Parents are the shelter, the buffer from the world, the responsible ones in the lives of young people; and what they do or say can have a lifetime of influence and/or consequences in their children’s lives. While it is evident this young man did not do this intentionally; perhaps his father’s reaction should have been one of more concern for the victim; and thankful it was not worse. Should he not have taken the opportunity to teach not only his son – but the sons of Georgia – that guns are in fact not a toy; and any mishap is to be considered serious.
Based on his statements to WXIA 11 Alive news, it is not clear if he and his son accepted responsibility for their actions no matter how minor or serious it was or was not. It cannot be emphasized enough that all guns should be stored unloaded, trigger locked, and kept out of reach of children at all times. When a child becomes confident in handling a gun, they are more likely to want to handle them.
They see so much shooting on TV and in the movies where the actor is shot and killed in one film only to emerge alive in another.

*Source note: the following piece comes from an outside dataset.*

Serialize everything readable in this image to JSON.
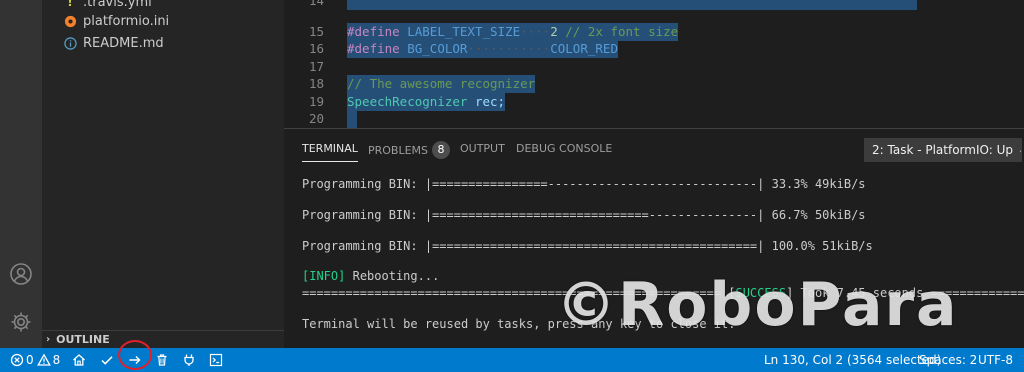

In years past, young boys played cowboy and Indians and made a bang, bang sound with their voice; but today they play violent and action packed video games that can actually give them the sense of firing a weapon; and with all the graphics it can only serve to desensitize them to the reality and consequences of violence.
Most young children do not have the concept of how dangerous a firearm really is and it is up to everyone, parents or not, to practice gun safety, teach it to those who hunt, and not play down any misuse of a weapon. We must all teach our children that with choices come responsibilities and consequences; and that all guns are dangerous.
More information about hunting in Georgia can be found at http://www.georgiawildlife.com/ and
http://www.georgiawildlife.com/node/659?cat=hunting There are many links here regarding hunting along with an online hunting education course.